Willamette Valley hit with a double dose of travel challenges
OTE’s team at the Santiam rest area north of Albany got their winter workout when traffic quadrupled at the stop on Friday and Saturday.
Rest Area Supervisor Shawn White reports that commercial trucks lined both sides of the rest area. Motorists also took suggestions from the Oregon Department of Transportation and OTE to use the rest area as their travel “command” center.
“We were called back in to assist people on Friday night,” White explains. “It was dark and people were phoning family and friends to let them know they were going to wait until daybreak to try and make it home.

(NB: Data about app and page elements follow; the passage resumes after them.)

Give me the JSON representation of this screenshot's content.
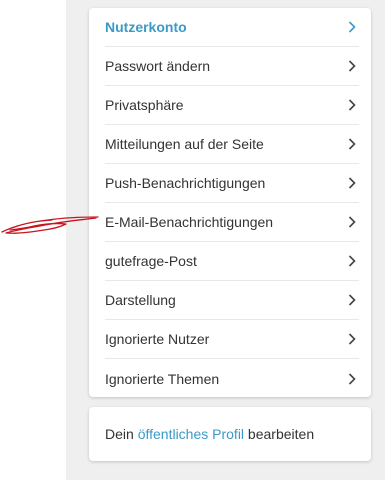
{
  "colors": {
    "accent": "#3a9bc7",
    "text": "#333333",
    "background": "#efefef",
    "annotation": "#c8141e"
  },
  "menu": {
    "items": [
      {
        "label": "Nutzerkonto",
        "active": true
      },
      {
        "label": "Passwort ändern"
      },
      {
        "label": "Privatsphäre"
      },
      {
        "label": "Mitteilungen auf der Seite"
      },
      {
        "label": "Push-Benachrichtigungen"
      },
      {
        "label": "E-Mail-Benachrichtigungen"
      },
      {
        "label": "gutefrage-Post"
      },
      {
        "label": "Darstellung"
      },
      {
        "label": "Ignorierte Nutzer"
      },
      {
        "label": "Ignorierte Themen"
      }
    ]
  },
  "profile": {
    "prefix": "Dein ",
    "link": "öffentliches Profil",
    "suffix": " bearbeiten"
  }
}
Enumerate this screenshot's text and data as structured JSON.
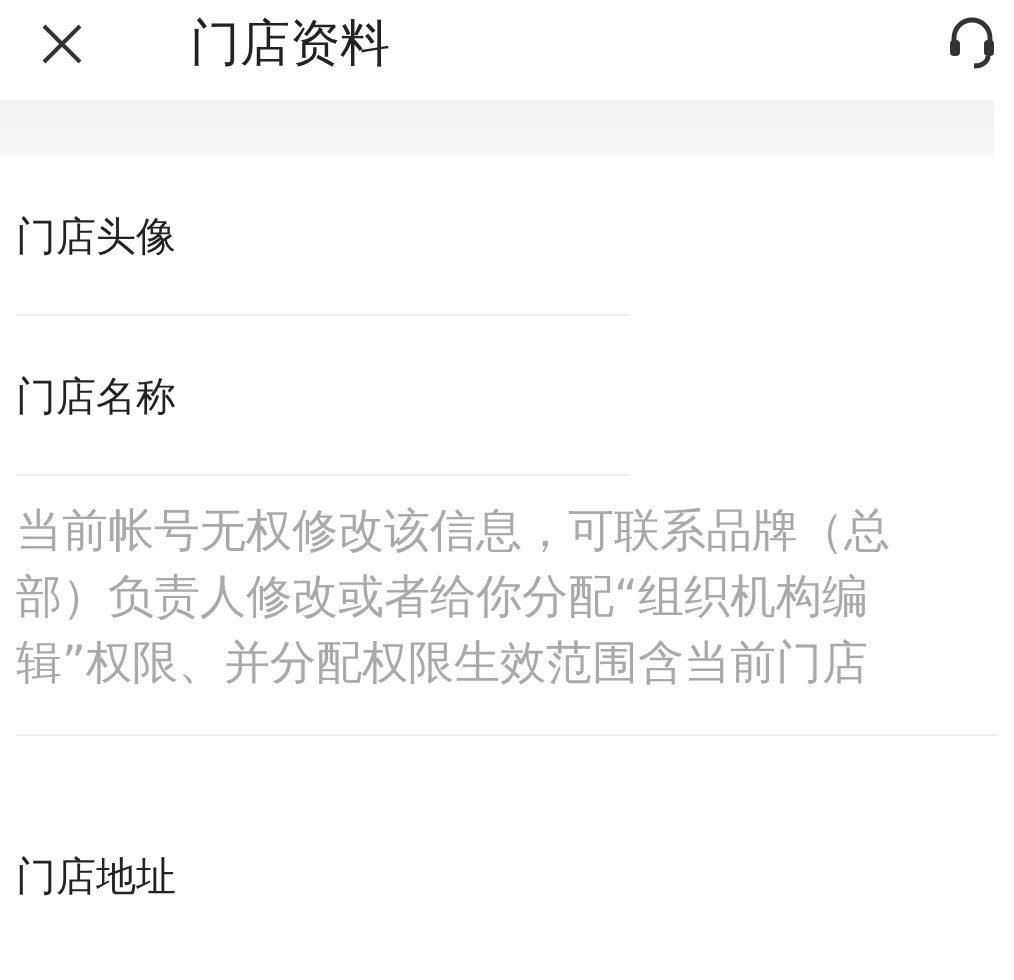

“Everyone pulled together to keep things going smoothly,” White adds. “We helped numerous travelers chain up and our cleaning contractors worked to make sure that restrooms were kept as clean as possible given the unexpected crowds.”
White says that there were a few minor parking lot fender benders when drivers backed up on the ice, but that no one was injured.
“We kept busy with our tractor and deicer, but the temperatures were so low that deice applications were not effective. So we kept moving ice with our tractor to an area where it will not be problematic when the temperatures finally reach above freezing.”
“By the drinking fountains, we installed heaters on the interior pipe chasing to make sure the fountain pipes stay at a consistent 45 to 50 degrees,” White said. “All in all, I think we got through this storm in tact, however, I am concerned about the possibility of freezing rain and snow coming up tonight and tomorrow. We want our travelers to be safe.”
Preparation makes for weather “wise-ation”
In anticipation of winter driving challenges, OTE rest area operations tackled upgrades and preparations earlier this season. From new heat pumps and forced air systems to double doors at snowy Government Camp, rest area staff performed numerous winter weatherizing projects over the summer.
Jason Nash, OTE’s Director of Rest Area Operation, said the weatherizing projects were necessary for both traveler comfort as well as an operational necessity.
“At Government Camp and Tillamook rest ares we installed new forced air systems,” said Nash. “This will help those rest rooms to not only provide a little bit of a better comfort level for our travelers, but also to be more environmentally friendly.
“We also adjusted the heaters and temperatures at French Prairie and Santiam rest areas,” Nash added. “And, we’ve added door sweeps and stripping to minimize heat loss on doors that are subjected to non-stop use.”
With travelers in mind, plenty of deicing applications, snow blowers, shovels, and ready-at-a-phone-call snow removal companies are helping to reduce slip hazards for rest area users.
“We started wrapping pipes and exposed plumbing about three months before the onset of this storm,” said White. “We use an infrared thermometer to check that all plumbing is kept above 35 degrees. That’s kind of a challenge, considering that many of our smaller buildings onsite are unheated.”
In addition to rest area winter challenges, the OTE Highway Sign Program staff are ready to respond to reports of highway signs downed by vehicles sliding on ice or by any other weather related damage.
“We’re still waiting for reports to come in from this most recent storm,” said OTE Sign Operations Director Diane Cheyne. “We’re ready to assess damage and send out our crew just in case.”
What you can do to stay safe on the road this season
If you are on the road during inclement weather, make sure to check with the Oregon Department of Transportation’s (ODOT) traffic conditions website: TripCheck.com. Updates to traction requirements and road closures are posted round-the-clock, with road camera locations.
Should you need to pull over and contact roadside assistance or family members, try to do so at one of our 20 managed highway safety rest areas. During a severe storm, our staff will be called back in to help out. You can check all of our locations on our rest area web page.
Follow all ODOT tips for safe winter driving on ODOT’s website: http://www.oregon.gov/ODOT/COMM/Pages/winterdriving.aspx
Remember, if you do not feel confident about driving in snowy or icy conditions and are able to stay at home, be safe and wait for the roads to clear.